(DATA TO PROCESS Opens)
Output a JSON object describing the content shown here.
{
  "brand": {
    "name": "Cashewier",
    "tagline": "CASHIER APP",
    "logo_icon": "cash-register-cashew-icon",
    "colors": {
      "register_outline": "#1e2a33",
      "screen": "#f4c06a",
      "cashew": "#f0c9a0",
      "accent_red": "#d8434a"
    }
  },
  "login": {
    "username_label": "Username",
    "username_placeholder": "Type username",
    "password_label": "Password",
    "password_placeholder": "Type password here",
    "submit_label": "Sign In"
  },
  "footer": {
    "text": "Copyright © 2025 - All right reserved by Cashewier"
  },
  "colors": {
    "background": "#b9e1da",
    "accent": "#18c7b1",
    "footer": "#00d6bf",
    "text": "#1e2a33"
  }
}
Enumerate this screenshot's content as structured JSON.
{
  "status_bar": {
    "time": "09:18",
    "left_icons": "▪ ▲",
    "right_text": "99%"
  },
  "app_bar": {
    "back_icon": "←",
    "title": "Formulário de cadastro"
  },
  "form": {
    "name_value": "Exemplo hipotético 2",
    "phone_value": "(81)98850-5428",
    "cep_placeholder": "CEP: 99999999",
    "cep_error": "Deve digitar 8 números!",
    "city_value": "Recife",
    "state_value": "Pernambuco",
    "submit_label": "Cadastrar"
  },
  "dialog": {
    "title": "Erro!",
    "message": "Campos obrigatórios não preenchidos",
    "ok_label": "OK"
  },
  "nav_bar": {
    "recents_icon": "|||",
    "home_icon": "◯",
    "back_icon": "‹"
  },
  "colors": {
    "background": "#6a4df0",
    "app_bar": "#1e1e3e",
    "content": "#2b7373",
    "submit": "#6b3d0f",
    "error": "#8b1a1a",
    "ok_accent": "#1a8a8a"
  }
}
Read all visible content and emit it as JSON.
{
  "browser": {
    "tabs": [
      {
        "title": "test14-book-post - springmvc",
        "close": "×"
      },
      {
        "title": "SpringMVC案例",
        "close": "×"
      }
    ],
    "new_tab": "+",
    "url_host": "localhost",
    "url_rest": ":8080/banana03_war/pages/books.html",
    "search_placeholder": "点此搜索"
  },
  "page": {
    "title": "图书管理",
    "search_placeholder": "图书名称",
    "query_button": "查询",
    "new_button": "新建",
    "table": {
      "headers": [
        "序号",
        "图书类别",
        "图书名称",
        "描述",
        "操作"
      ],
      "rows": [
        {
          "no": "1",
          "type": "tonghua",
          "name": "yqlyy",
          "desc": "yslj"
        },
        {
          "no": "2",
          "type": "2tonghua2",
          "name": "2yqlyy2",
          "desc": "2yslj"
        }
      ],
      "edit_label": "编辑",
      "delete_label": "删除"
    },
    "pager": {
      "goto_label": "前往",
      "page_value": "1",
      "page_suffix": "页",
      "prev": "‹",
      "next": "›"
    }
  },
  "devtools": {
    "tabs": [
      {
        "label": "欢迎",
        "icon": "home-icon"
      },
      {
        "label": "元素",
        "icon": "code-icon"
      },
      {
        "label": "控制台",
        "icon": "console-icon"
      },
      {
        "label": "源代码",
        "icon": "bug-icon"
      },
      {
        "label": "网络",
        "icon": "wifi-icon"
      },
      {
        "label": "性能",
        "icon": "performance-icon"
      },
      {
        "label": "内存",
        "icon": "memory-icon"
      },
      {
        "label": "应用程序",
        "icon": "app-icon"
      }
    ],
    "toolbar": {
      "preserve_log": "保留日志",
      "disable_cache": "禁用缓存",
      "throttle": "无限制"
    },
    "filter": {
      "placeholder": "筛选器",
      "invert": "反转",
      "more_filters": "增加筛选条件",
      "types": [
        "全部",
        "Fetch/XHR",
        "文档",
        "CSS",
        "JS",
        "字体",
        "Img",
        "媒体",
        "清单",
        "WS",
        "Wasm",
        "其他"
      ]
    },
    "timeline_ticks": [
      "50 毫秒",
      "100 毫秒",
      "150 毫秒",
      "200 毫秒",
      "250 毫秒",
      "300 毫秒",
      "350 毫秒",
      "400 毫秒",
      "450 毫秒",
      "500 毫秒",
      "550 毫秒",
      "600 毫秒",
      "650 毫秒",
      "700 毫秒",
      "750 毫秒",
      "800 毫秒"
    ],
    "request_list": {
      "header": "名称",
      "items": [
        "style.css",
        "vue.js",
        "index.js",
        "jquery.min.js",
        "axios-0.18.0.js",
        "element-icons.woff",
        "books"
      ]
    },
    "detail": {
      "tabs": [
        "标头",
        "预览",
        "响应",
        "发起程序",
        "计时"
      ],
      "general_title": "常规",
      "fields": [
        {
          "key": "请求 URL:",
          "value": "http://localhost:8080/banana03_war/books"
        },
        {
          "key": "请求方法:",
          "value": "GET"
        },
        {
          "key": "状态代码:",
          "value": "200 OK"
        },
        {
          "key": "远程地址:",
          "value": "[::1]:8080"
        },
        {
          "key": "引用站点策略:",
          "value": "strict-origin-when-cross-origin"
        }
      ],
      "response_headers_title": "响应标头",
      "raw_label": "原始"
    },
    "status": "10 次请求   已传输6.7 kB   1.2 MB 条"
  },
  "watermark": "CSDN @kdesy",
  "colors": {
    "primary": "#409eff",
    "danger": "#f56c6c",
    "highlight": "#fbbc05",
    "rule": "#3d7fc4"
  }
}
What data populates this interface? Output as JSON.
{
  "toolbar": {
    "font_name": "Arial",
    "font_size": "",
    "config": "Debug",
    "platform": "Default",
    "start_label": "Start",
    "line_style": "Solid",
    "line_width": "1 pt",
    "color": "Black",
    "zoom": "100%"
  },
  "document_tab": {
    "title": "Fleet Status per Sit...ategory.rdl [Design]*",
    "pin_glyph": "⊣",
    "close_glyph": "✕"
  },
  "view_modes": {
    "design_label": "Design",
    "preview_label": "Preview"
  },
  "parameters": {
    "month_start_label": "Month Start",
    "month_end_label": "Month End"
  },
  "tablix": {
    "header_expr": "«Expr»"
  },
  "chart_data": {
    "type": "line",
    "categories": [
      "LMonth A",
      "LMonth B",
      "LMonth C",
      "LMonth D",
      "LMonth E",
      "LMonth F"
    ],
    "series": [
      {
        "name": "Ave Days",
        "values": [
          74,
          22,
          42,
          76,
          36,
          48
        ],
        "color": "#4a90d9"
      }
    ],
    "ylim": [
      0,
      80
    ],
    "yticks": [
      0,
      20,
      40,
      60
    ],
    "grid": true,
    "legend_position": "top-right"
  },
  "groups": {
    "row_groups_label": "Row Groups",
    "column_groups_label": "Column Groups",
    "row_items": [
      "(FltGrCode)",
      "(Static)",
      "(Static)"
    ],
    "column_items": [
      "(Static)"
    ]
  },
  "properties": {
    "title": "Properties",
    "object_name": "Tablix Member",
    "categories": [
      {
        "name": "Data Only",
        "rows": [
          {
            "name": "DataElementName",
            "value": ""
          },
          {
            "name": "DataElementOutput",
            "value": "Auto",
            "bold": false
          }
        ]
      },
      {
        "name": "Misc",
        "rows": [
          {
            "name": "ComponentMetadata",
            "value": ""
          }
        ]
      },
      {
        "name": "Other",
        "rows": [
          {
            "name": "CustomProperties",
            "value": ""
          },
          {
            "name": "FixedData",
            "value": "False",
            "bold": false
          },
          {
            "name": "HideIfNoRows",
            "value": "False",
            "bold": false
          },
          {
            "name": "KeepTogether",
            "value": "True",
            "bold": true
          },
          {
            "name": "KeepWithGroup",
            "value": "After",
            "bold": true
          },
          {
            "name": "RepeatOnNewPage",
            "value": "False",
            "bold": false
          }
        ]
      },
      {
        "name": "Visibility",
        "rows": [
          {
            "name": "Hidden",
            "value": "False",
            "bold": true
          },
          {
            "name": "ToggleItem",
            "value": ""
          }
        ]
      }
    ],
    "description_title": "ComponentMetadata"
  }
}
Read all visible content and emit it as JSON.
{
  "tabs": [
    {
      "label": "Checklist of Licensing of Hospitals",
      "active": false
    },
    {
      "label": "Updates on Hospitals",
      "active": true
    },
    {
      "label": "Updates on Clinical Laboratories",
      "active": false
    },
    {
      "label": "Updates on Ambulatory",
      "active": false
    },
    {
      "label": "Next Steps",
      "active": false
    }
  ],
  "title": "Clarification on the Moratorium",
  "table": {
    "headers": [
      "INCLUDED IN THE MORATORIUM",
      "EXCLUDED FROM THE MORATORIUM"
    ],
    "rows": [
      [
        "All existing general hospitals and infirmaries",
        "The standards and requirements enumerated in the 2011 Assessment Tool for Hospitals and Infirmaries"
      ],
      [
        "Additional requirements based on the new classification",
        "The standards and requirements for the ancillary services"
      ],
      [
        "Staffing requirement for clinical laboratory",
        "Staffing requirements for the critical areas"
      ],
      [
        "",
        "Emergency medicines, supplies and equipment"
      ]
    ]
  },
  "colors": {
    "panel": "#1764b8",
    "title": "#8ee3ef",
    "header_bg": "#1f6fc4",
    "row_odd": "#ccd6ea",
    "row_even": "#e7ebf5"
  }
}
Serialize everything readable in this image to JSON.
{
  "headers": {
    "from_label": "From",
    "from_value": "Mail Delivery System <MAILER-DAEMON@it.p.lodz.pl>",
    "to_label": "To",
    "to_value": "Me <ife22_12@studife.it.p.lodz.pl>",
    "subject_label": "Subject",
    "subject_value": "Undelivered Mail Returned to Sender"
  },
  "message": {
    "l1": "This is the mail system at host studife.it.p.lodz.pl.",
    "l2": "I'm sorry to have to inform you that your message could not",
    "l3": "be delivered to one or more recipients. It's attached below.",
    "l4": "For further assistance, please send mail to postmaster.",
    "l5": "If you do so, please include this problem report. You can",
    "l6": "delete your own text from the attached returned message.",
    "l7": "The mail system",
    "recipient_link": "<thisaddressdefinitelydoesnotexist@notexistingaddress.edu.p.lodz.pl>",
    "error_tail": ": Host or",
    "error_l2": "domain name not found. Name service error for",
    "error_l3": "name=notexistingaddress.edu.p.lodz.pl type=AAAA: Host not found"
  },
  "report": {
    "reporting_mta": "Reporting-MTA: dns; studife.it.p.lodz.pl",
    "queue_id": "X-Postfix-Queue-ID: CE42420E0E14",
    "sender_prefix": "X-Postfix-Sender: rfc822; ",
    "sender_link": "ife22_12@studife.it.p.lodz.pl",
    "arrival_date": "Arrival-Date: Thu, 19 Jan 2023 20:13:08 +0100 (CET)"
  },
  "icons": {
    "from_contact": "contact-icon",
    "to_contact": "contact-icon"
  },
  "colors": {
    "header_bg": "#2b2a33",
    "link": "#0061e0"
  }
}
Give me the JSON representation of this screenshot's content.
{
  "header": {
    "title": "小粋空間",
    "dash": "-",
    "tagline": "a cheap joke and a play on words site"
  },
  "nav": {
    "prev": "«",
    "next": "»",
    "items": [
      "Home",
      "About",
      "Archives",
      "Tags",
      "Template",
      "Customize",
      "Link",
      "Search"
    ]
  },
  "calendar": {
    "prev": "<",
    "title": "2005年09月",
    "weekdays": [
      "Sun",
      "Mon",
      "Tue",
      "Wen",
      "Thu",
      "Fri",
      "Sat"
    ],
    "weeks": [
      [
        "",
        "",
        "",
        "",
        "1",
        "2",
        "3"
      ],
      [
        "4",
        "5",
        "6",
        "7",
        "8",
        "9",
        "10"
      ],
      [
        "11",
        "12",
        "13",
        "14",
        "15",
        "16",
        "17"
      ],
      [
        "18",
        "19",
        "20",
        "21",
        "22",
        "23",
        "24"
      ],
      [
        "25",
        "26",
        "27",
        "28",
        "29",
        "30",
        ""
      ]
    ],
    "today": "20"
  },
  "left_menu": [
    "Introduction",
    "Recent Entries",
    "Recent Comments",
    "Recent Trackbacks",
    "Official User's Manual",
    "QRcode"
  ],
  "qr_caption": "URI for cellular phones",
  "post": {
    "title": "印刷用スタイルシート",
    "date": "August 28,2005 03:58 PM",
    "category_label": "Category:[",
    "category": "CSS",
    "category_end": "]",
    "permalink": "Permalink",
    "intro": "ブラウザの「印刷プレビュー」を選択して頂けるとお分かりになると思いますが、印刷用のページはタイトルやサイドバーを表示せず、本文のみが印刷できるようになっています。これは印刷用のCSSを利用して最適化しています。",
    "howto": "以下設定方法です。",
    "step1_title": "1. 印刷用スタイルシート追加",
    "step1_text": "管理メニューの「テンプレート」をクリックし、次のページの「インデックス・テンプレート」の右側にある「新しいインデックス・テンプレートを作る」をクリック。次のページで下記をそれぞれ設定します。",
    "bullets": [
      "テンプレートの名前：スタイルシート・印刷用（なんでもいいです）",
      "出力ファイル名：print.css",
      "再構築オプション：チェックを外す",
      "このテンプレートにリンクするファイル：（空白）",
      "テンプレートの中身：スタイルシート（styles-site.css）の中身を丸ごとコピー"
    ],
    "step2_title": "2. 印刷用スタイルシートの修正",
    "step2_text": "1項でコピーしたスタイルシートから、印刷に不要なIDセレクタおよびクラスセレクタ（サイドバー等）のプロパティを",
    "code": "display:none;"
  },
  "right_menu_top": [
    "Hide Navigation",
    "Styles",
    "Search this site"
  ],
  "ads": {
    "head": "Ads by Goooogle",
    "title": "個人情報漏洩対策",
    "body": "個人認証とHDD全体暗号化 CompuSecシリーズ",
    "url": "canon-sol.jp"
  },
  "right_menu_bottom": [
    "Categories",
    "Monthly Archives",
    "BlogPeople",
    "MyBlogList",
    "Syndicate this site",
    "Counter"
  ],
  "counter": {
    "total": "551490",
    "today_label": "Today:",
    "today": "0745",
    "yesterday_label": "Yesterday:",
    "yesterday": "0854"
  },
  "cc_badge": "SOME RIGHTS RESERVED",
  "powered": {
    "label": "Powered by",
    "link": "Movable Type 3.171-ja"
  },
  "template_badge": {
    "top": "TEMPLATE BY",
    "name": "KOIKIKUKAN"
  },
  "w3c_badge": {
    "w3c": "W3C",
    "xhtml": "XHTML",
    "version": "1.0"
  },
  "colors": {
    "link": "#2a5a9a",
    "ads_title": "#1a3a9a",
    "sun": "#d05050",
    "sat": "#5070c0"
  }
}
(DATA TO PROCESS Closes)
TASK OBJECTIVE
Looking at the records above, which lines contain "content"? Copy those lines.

SOLUTION FOR THIS PROBLEM
Output a JSON object describing the content shown here.
Enumerate this screenshot's content as structured JSON.
    "content": "#2b7373",
Read all visible content and emit it as JSON.
Read all visible content and emit it as JSON.
Give me the JSON representation of this screenshot's content.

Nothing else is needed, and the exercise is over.